Property Takeovers Going Through the Roof

Two high profile takeovers in Germany’s property market show that the sector remains one worth watching.
Change of ownership in the pipeline.

Berlin-based housing owner Deutsche Wohnen wanted to join in the flurry of takeover activity that has hit German real estate market. On Sunday, it offered just under €1 billion for Conwert, a Frankfurt and Vienna-listed property firm, which holds most of its portfolio in Germany.

Less than 24 hours later, another German-listed property manager, Hamburg-headquartered Adler Real Esate, offered €370 million for Berlin-based Westgrund with the aim of becoming the fifth-largest owner of residential properties.

The two deals follow the €3.9 billion takeover of Gagfah by Deutsche Annington announced in December and Deutsche Wohnen’s €1.7 billion acquisition of GSW in 2013. When the dust settles on the deals Deutsche Annington will become Germany’s largest owner of residential property, while Deutsche Wohnen will take the number two slot.

The market is attractive because one can build a portfolio. In Berlin, for instance, the ownership ratio is very low. Konstantin Lüttger, Head of residential investment at property advisor and manager CBRE

“Demand for German houses is incredibly strong," said Konstantin Lüttger, the Frankfurt-based head of residential investment at property advisor and manager CBRE, told Handelsblatt Global Edition. He said the German residential market is popular with a full range of investors, from national to international investors, private to institutional.

Buoyed by investor demand, LEG Immobilien and Deutsche Annington listed on the Frankfurt Stock Exchange in 2013. Deutsche Wohnen has been listed since 1999.

Helped by a record-low interest rate, a large rental market, a stable economy, and a rising population, Germany has seen a continued high level of investments in housing property. In 2014, €13.3 billion worth of transactions took place in the German residential market, close to the seven-year high reached in 2013.

“The market is attractive because one can build a portfolio. In Berlin, for instance, the ownership ratio is very low. Many homes are rented and it is possible to buy these rented apartments,” Mr. Lüttger said.

He added that rents could rise further in big cities such as Münich or Berlin if demand remained high and supply constraints to build new houses were kept in place, but it was not related to listed companies owning the homes.

“Last year, over 400,000 people moved to Germany on a net basis. Most of these went to metropolitan areas,” he said. “Germany is an attractive country in the European Union, law enforcement is reliable. But how immigrant flows will develop and where they go to is hard to predict.”

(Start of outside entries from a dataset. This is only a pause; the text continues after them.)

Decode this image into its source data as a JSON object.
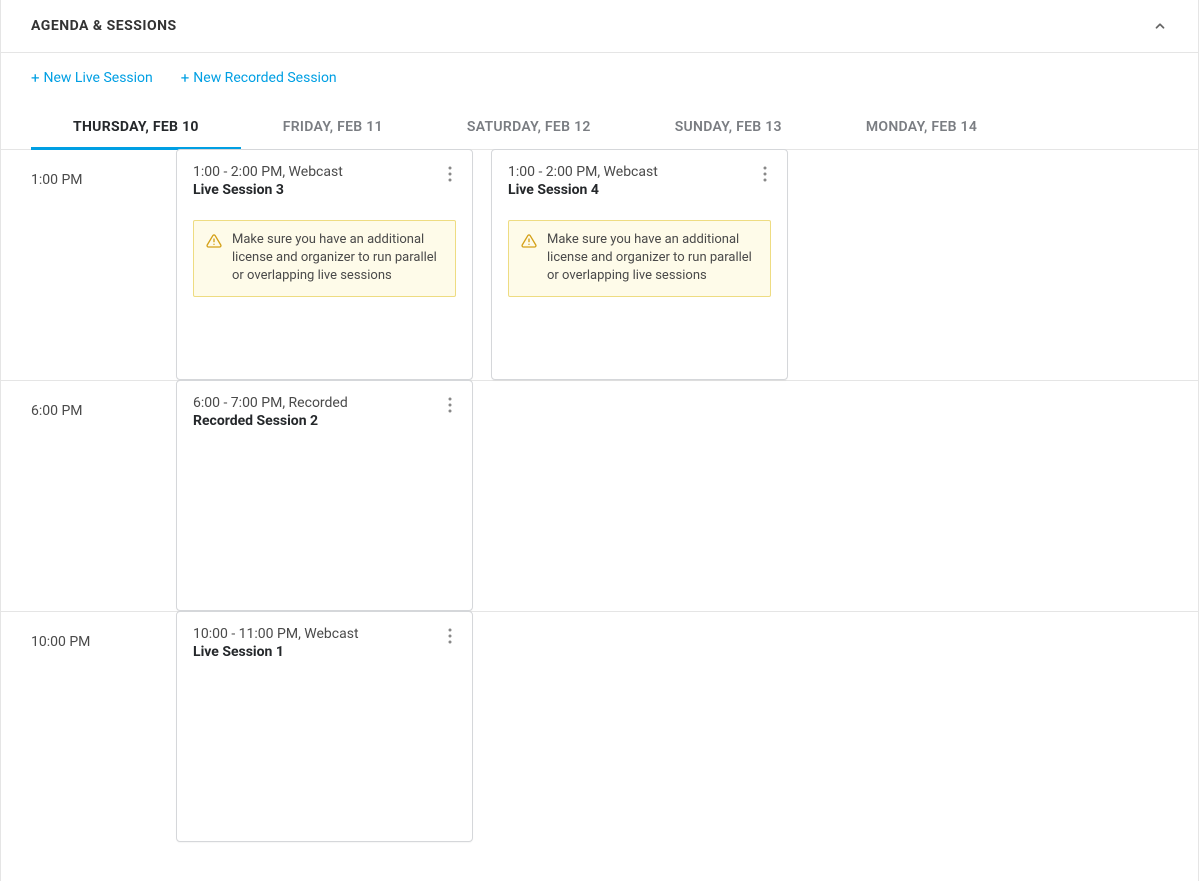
{
  "panel": {
    "title": "AGENDA & SESSIONS"
  },
  "actions": {
    "new_live": "New Live Session",
    "new_recorded": "New Recorded Session"
  },
  "tabs": [
    {
      "label": "THURSDAY, FEB 10",
      "active": true
    },
    {
      "label": "FRIDAY, FEB 11",
      "active": false
    },
    {
      "label": "SATURDAY, FEB 12",
      "active": false
    },
    {
      "label": "SUNDAY, FEB 13",
      "active": false
    },
    {
      "label": "MONDAY, FEB 14",
      "active": false
    }
  ],
  "warning_message": "Make sure you have an additional license and organizer to run parallel or overlapping live sessions",
  "timeslots": [
    {
      "time": "1:00 PM",
      "sessions": [
        {
          "meta": "1:00 - 2:00 PM, Webcast",
          "title": "Live Session 3",
          "warning": true
        },
        {
          "meta": "1:00 - 2:00 PM, Webcast",
          "title": "Live Session 4",
          "warning": true
        }
      ]
    },
    {
      "time": "6:00 PM",
      "sessions": [
        {
          "meta": "6:00 - 7:00 PM, Recorded",
          "title": "Recorded Session 2",
          "warning": false
        }
      ]
    },
    {
      "time": "10:00 PM",
      "sessions": [
        {
          "meta": "10:00 - 11:00 PM, Webcast",
          "title": "Live Session 1",
          "warning": false
        }
      ]
    }
  ]
}
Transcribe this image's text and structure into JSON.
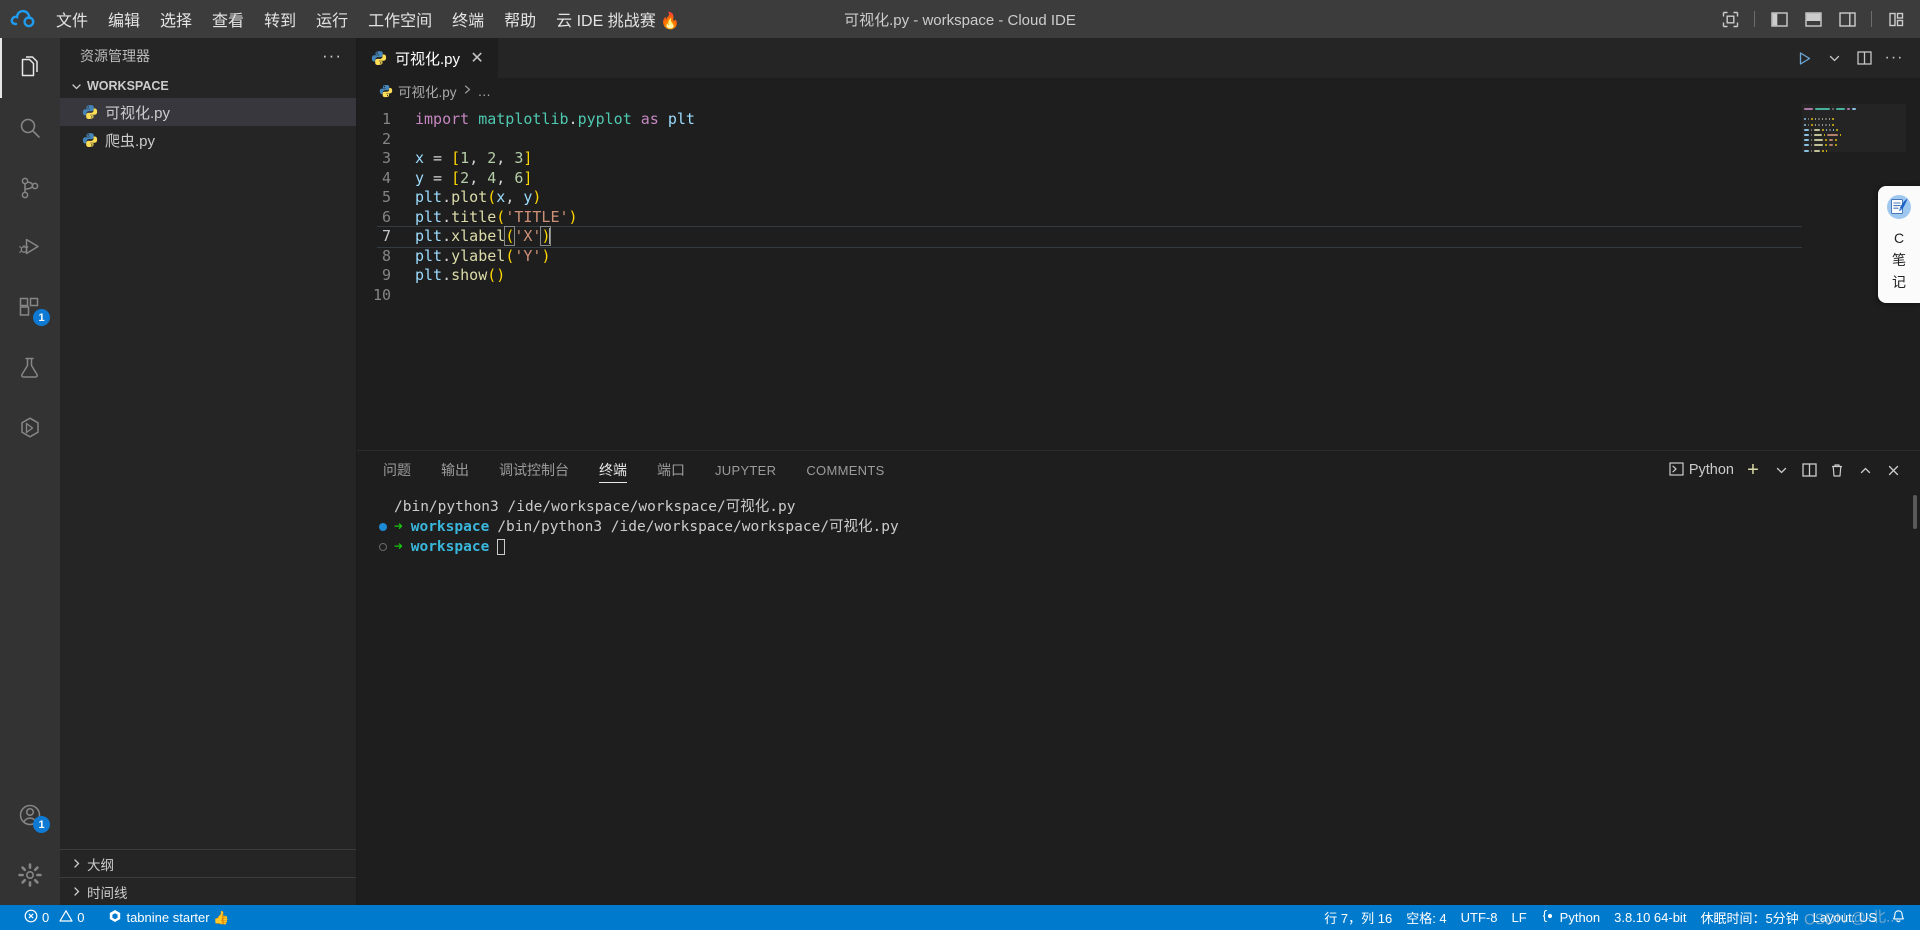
{
  "titlebar": {
    "logo_icon": "cloud-ide-logo-icon",
    "menus": [
      {
        "label": "文件",
        "name": "menu-file"
      },
      {
        "label": "编辑",
        "name": "menu-edit"
      },
      {
        "label": "选择",
        "name": "menu-selection"
      },
      {
        "label": "查看",
        "name": "menu-view"
      },
      {
        "label": "转到",
        "name": "menu-go"
      },
      {
        "label": "运行",
        "name": "menu-run"
      },
      {
        "label": "工作空间",
        "name": "menu-workspace"
      },
      {
        "label": "终端",
        "name": "menu-terminal"
      },
      {
        "label": "帮助",
        "name": "menu-help"
      },
      {
        "label": "云 IDE 挑战赛 🔥",
        "name": "menu-challenge"
      }
    ],
    "window_title": "可视化.py - workspace - Cloud IDE",
    "controls": [
      {
        "name": "center-layout-icon",
        "title": "Center Layout"
      },
      {
        "name": "toggle-primary-sidebar-icon",
        "title": "Toggle Primary Side Bar"
      },
      {
        "name": "toggle-panel-icon",
        "title": "Toggle Panel"
      },
      {
        "name": "toggle-secondary-sidebar-icon",
        "title": "Toggle Secondary Side Bar"
      },
      {
        "name": "customize-layout-icon",
        "title": "Customize Layout"
      }
    ]
  },
  "activitybar": {
    "items": [
      {
        "name": "activity-explorer",
        "icon": "files-icon",
        "label": "资源管理器",
        "active": true,
        "badge": ""
      },
      {
        "name": "activity-search",
        "icon": "search-icon",
        "label": "搜索",
        "active": false,
        "badge": ""
      },
      {
        "name": "activity-scm",
        "icon": "source-control-icon",
        "label": "源代码管理",
        "active": false,
        "badge": ""
      },
      {
        "name": "activity-run-debug",
        "icon": "run-debug-icon",
        "label": "运行和调试",
        "active": false,
        "badge": ""
      },
      {
        "name": "activity-extensions",
        "icon": "extensions-icon",
        "label": "扩展",
        "active": false,
        "badge": "1"
      },
      {
        "name": "activity-testing",
        "icon": "beaker-icon",
        "label": "测试",
        "active": false,
        "badge": ""
      },
      {
        "name": "activity-remote",
        "icon": "remote-explorer-icon",
        "label": "远程资源管理器",
        "active": false,
        "badge": ""
      }
    ],
    "bottom": [
      {
        "name": "activity-accounts",
        "icon": "account-icon",
        "label": "账户",
        "badge": "1"
      },
      {
        "name": "activity-settings",
        "icon": "gear-icon",
        "label": "管理",
        "badge": ""
      }
    ]
  },
  "sidebar": {
    "title": "资源管理器",
    "more_actions": "···",
    "workspace_label": "WORKSPACE",
    "files": [
      {
        "name": "可视化.py",
        "icon": "python-file-icon",
        "selected": true
      },
      {
        "name": "爬虫.py",
        "icon": "python-file-icon",
        "selected": false
      }
    ],
    "bottom_sections": [
      {
        "label": "大纲",
        "name": "sidebar-section-outline"
      },
      {
        "label": "时间线",
        "name": "sidebar-section-timeline"
      }
    ]
  },
  "editor": {
    "tabs": [
      {
        "label": "可视化.py",
        "icon": "python-file-icon",
        "active": true,
        "close": "✕"
      }
    ],
    "actions": [
      {
        "name": "run-python-file-icon",
        "title": "运行 Python 文件"
      },
      {
        "name": "chevron-down-icon",
        "title": "更多运行选项"
      },
      {
        "name": "split-editor-right-icon",
        "title": "向右拆分编辑器"
      },
      {
        "name": "more-actions-icon",
        "title": "更多操作",
        "glyph": "···"
      }
    ],
    "breadcrumbs": [
      {
        "label": "可视化.py",
        "icon": "python-file-icon"
      },
      {
        "label": "…",
        "icon": ""
      }
    ],
    "lines": [
      {
        "n": "1",
        "tokens": [
          {
            "t": "import",
            "c": "kw"
          },
          {
            "t": " ",
            "c": "op"
          },
          {
            "t": "matplotlib",
            "c": "mod"
          },
          {
            "t": ".",
            "c": "op"
          },
          {
            "t": "pyplot",
            "c": "mod"
          },
          {
            "t": " ",
            "c": "op"
          },
          {
            "t": "as",
            "c": "kw"
          },
          {
            "t": " ",
            "c": "op"
          },
          {
            "t": "plt",
            "c": "var"
          }
        ]
      },
      {
        "n": "2",
        "tokens": []
      },
      {
        "n": "3",
        "tokens": [
          {
            "t": "x",
            "c": "var"
          },
          {
            "t": " = ",
            "c": "op"
          },
          {
            "t": "[",
            "c": "brk1"
          },
          {
            "t": "1",
            "c": "num"
          },
          {
            "t": ", ",
            "c": "op"
          },
          {
            "t": "2",
            "c": "num"
          },
          {
            "t": ", ",
            "c": "op"
          },
          {
            "t": "3",
            "c": "num"
          },
          {
            "t": "]",
            "c": "brk1"
          }
        ]
      },
      {
        "n": "4",
        "tokens": [
          {
            "t": "y",
            "c": "var"
          },
          {
            "t": " = ",
            "c": "op"
          },
          {
            "t": "[",
            "c": "brk1"
          },
          {
            "t": "2",
            "c": "num"
          },
          {
            "t": ", ",
            "c": "op"
          },
          {
            "t": "4",
            "c": "num"
          },
          {
            "t": ", ",
            "c": "op"
          },
          {
            "t": "6",
            "c": "num"
          },
          {
            "t": "]",
            "c": "brk1"
          }
        ]
      },
      {
        "n": "5",
        "tokens": [
          {
            "t": "plt",
            "c": "var"
          },
          {
            "t": ".",
            "c": "op"
          },
          {
            "t": "plot",
            "c": "fn"
          },
          {
            "t": "(",
            "c": "brk1"
          },
          {
            "t": "x",
            "c": "var"
          },
          {
            "t": ", ",
            "c": "op"
          },
          {
            "t": "y",
            "c": "var"
          },
          {
            "t": ")",
            "c": "brk1"
          }
        ]
      },
      {
        "n": "6",
        "tokens": [
          {
            "t": "plt",
            "c": "var"
          },
          {
            "t": ".",
            "c": "op"
          },
          {
            "t": "title",
            "c": "fn"
          },
          {
            "t": "(",
            "c": "brk1"
          },
          {
            "t": "'TITLE'",
            "c": "str"
          },
          {
            "t": ")",
            "c": "brk1"
          }
        ]
      },
      {
        "n": "7",
        "active": true,
        "tokens": [
          {
            "t": "plt",
            "c": "var"
          },
          {
            "t": ".",
            "c": "op"
          },
          {
            "t": "xlabel",
            "c": "fn"
          },
          {
            "t": "(",
            "c": "brk1 bmatch"
          },
          {
            "t": "'X'",
            "c": "str"
          },
          {
            "t": ")",
            "c": "brk1 bmatch"
          }
        ],
        "cursor": true
      },
      {
        "n": "8",
        "tokens": [
          {
            "t": "plt",
            "c": "var"
          },
          {
            "t": ".",
            "c": "op"
          },
          {
            "t": "ylabel",
            "c": "fn"
          },
          {
            "t": "(",
            "c": "brk1"
          },
          {
            "t": "'Y'",
            "c": "str"
          },
          {
            "t": ")",
            "c": "brk1"
          }
        ]
      },
      {
        "n": "9",
        "tokens": [
          {
            "t": "plt",
            "c": "var"
          },
          {
            "t": ".",
            "c": "op"
          },
          {
            "t": "show",
            "c": "fn"
          },
          {
            "t": "(",
            "c": "brk1"
          },
          {
            "t": ")",
            "c": "brk1"
          }
        ]
      },
      {
        "n": "10",
        "tokens": []
      }
    ]
  },
  "panel": {
    "tabs": [
      {
        "label": "问题",
        "name": "panel-tab-problems",
        "active": false,
        "latin": false
      },
      {
        "label": "输出",
        "name": "panel-tab-output",
        "active": false,
        "latin": false
      },
      {
        "label": "调试控制台",
        "name": "panel-tab-debug-console",
        "active": false,
        "latin": false
      },
      {
        "label": "终端",
        "name": "panel-tab-terminal",
        "active": true,
        "latin": false
      },
      {
        "label": "端口",
        "name": "panel-tab-ports",
        "active": false,
        "latin": false
      },
      {
        "label": "JUPYTER",
        "name": "panel-tab-jupyter",
        "active": false,
        "latin": true
      },
      {
        "label": "COMMENTS",
        "name": "panel-tab-comments",
        "active": false,
        "latin": true
      }
    ],
    "terminal_selector_label": "Python",
    "actions": [
      {
        "name": "new-terminal-icon",
        "glyph": "+",
        "title": "新建终端"
      },
      {
        "name": "terminal-profile-chevron-icon",
        "glyph": "⌄",
        "title": "启动配置文件"
      },
      {
        "name": "split-terminal-icon",
        "title": "拆分终端"
      },
      {
        "name": "kill-terminal-icon",
        "title": "终止终端"
      },
      {
        "name": "maximize-panel-icon",
        "title": "最大化面板大小"
      },
      {
        "name": "close-panel-icon",
        "title": "关闭面板"
      }
    ],
    "terminal_lines": [
      {
        "marker": "none",
        "prompt": "",
        "text": "/bin/python3 /ide/workspace/workspace/可视化.py",
        "cursor": false
      },
      {
        "marker": "filled",
        "prompt": "workspace",
        "text": "/bin/python3 /ide/workspace/workspace/可视化.py",
        "cursor": false
      },
      {
        "marker": "hollow",
        "prompt": "workspace",
        "text": "",
        "cursor": true
      }
    ],
    "prompt_arrow": "➜"
  },
  "statusbar": {
    "left": [
      {
        "name": "status-problems",
        "icon": "error-icon",
        "text": "0",
        "icon2": "warning-icon",
        "text2": "0"
      },
      {
        "name": "status-tabnine",
        "icon": "tabnine-icon",
        "text": "tabnine starter 👍"
      }
    ],
    "right": [
      {
        "name": "status-cursor-position",
        "text": "行 7，列 16"
      },
      {
        "name": "status-indentation",
        "text": "空格: 4"
      },
      {
        "name": "status-encoding",
        "text": "UTF-8"
      },
      {
        "name": "status-eol",
        "text": "LF"
      },
      {
        "name": "status-language-mode",
        "text": "Python",
        "icon": "python-braces-icon"
      },
      {
        "name": "status-interpreter",
        "text": "3.8.10 64-bit"
      },
      {
        "name": "status-sleep-timer",
        "text": "休眠时间：5分钟"
      },
      {
        "name": "status-keyboard-layout",
        "text": "Layout: US"
      },
      {
        "name": "status-notifications",
        "text": "",
        "icon": "bell-icon"
      }
    ]
  },
  "float_widget": {
    "icon": "note-pen-icon",
    "lines": [
      "C",
      "笔",
      "记"
    ]
  },
  "watermark": "CSDN @-北..."
}
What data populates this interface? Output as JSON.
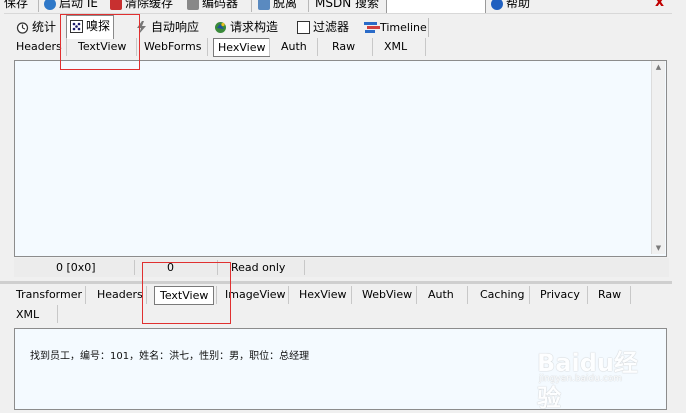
{
  "toolbar": {
    "items": [
      {
        "label": "保存",
        "icon": "save-icon"
      },
      {
        "label": "启动 IE",
        "icon": "ie-icon"
      },
      {
        "label": "清除缓存",
        "icon": "clear-cache-icon"
      },
      {
        "label": "编码器",
        "icon": "encoder-icon"
      },
      {
        "label": "脱离",
        "icon": "tearoff-icon"
      }
    ],
    "msdn_label": "MSDN 搜索",
    "msdn_value": "",
    "help_label": "帮助",
    "close_glyph": "x"
  },
  "main_tabs": [
    {
      "label": "统计",
      "icon": "stopwatch-icon",
      "selected": false
    },
    {
      "label": "嗅探",
      "icon": "inspector-icon",
      "selected": true
    },
    {
      "label": "自动响应",
      "icon": "lightning-icon",
      "selected": false
    },
    {
      "label": "请求构造",
      "icon": "composer-icon",
      "selected": false
    },
    {
      "label": "过滤器",
      "icon": "checkbox-icon",
      "selected": false
    },
    {
      "label": "Timeline",
      "icon": "timeline-icon",
      "selected": false
    }
  ],
  "request_tabs": [
    "Headers",
    "TextView",
    "WebForms",
    "HexView",
    "Auth",
    "Raw",
    "XML"
  ],
  "request_selected": "HexView",
  "status": {
    "offset": "0 [0x0]",
    "count": "0",
    "mode": "Read only"
  },
  "response_tabs_row1": [
    "Transformer",
    "Headers",
    "TextView",
    "ImageView",
    "HexView",
    "WebView",
    "Auth",
    "Caching",
    "Privacy",
    "Raw"
  ],
  "response_tabs_row2": [
    "XML"
  ],
  "response_selected": "TextView",
  "response_text": "找到员工，编号：101，姓名：洪七，性别：男，职位：总经理",
  "watermark": {
    "brand": "Baidu经验",
    "url": "jingyan.baidu.com"
  },
  "colors": {
    "pane_bg": "#f4faff",
    "chrome_bg": "#f0f0f0",
    "highlight": "#e03030"
  }
}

The property takeovers may not change the make up of the Frankfurt stock exchange, but they do show that companies are taking the opportunity to raise capital and expand operations, he said.

“It is a question of where growth is possible and how costs can be reduced. The market was fragmented,” Mr. Lüttger said.

Whether Deutsche Wohnen, which owns about 147,000 apartments and houses in Germany, will be successful in buying Conwert, which owns about 25,000 German residential properties, remains to be seen.

Some minority shareholders of Conwert said the offer price of €11.50 per share was too low.

Alexander Proschofsky, the director of one of Conwert's significant shareholders Cube Invest, thinks the offer value did not represent the fair value of the Austria-listed firm.

Conwert shares rose above the offer price on Monday, and traded at €12.04 on Tuesday at 0949 GMT on the Vienna Stock Exchange.

Deutsche Wohnen, which plans to issue shares later this year to fund the deal, does have an agreement with two of biggest shareholders to buy around 25 percent of Conwert shares, Deutsche Wohnen said in a statement. If the German firm can obtain 50 percent plus 1 share of all outstanding Conwert shares, it will push through with the offer, it said.

Adler's takeover of Westgrund, to create a combined portfolio of 52,000 German apartments and houses, is set to succeed. Westgrund shareholders who own more than 50 percent of the company have agreed to sell their shares to Adler. The purchase will be paid partially in cash and partially in Adler shares.


Gilbert Kreijger is an editor with Handelsblatt Global Edition in Berlin, covering companies and markets. Handelsblatt correspondents Reiner Reichel and Hans-Peter Siebenhaar contributed to this article. To contact the author:  [email protected]